(Your instructions)
An exact, complete copy of the entries that follow is needed.

(Extracted records)

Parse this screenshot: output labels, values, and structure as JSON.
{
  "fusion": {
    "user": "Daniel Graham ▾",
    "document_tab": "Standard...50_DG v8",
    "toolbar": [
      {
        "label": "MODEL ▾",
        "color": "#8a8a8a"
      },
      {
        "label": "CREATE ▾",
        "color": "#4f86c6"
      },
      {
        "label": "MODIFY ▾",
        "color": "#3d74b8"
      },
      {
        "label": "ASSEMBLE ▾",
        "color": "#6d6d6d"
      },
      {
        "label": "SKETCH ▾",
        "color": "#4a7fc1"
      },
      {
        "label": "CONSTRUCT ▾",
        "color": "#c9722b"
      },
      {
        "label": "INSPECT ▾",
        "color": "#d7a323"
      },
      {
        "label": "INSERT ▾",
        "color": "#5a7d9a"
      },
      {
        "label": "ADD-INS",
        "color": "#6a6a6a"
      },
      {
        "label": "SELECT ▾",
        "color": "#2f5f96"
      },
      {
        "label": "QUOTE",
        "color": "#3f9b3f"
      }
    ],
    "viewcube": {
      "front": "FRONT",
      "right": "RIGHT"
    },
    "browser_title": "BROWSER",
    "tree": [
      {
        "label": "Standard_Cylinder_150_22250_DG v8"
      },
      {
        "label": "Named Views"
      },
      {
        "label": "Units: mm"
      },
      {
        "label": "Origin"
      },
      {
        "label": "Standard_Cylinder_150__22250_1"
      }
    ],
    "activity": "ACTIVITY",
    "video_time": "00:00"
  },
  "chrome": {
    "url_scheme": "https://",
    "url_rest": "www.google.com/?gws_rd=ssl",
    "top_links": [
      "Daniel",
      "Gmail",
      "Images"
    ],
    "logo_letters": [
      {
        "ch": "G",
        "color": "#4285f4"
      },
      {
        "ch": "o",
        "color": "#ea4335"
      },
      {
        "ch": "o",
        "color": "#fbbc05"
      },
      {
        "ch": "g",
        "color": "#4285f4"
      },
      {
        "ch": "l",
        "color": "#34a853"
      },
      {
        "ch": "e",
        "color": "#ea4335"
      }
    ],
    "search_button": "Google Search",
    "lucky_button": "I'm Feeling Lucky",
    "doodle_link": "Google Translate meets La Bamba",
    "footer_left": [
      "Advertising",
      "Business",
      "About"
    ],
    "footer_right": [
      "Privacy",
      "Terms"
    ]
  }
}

(Output of the task)
Parse this screenshot: output labels, values, and structure as JSON.
{
  "fusion": {
    "user": "Daniel Graham ▾",
    "document_tab": "Standard...50_DG v8",
    "toolbar": [
      {
        "label": "MODEL ▾",
        "color": "#8a8a8a"
      },
      {
        "label": "CREATE ▾",
        "color": "#4f86c6"
      },
      {
        "label": "MODIFY ▾",
        "color": "#3d74b8"
      },
      {
        "label": "ASSEMBLE ▾",
        "color": "#6d6d6d"
      },
      {
        "label": "SKETCH ▾",
        "color": "#4a7fc1"
      },
      {
        "label": "CONSTRUCT ▾",
        "color": "#c9722b"
      },
      {
        "label": "INSPECT ▾",
        "color": "#d7a323"
      },
      {
        "label": "INSERT ▾",
        "color": "#5a7d9a"
      },
      {
        "label": "ADD-INS",
        "color": "#6a6a6a"
      },
      {
        "label": "SELECT ▾",
        "color": "#2f5f96"
      },
      {
        "label": "QUOTE",
        "color": "#3f9b3f"
      }
    ],
    "viewcube": {
      "front": "FRONT",
      "right": "RIGHT"
    },
    "browser_title": "BROWSER",
    "tree": [
      {
        "label": "Standard_Cylinder_150_22250_DG v8"
      },
      {
        "label": "Named Views"
      },
      {
        "label": "Units: mm"
      },
      {
        "label": "Origin"
      },
      {
        "label": "Standard_Cylinder_150__22250_1"
      }
    ],
    "activity": "ACTIVITY",
    "video_time": "00:00"
  },
  "chrome": {
    "url_scheme": "https://",
    "url_rest": "www.google.com/?gws_rd=ssl",
    "top_links": [
      "Daniel",
      "Gmail",
      "Images"
    ],
    "logo_letters": [
      {
        "ch": "G",
        "color": "#4285f4"
      },
      {
        "ch": "o",
        "color": "#ea4335"
      },
      {
        "ch": "o",
        "color": "#fbbc05"
      },
      {
        "ch": "g",
        "color": "#4285f4"
      },
      {
        "ch": "l",
        "color": "#34a853"
      },
      {
        "ch": "e",
        "color": "#ea4335"
      }
    ],
    "search_button": "Google Search",
    "lucky_button": "I'm Feeling Lucky",
    "doodle_link": "Google Translate meets La Bamba",
    "footer_left": [
      "Advertising",
      "Business",
      "About"
    ],
    "footer_right": [
      "Privacy",
      "Terms"
    ]
  }
}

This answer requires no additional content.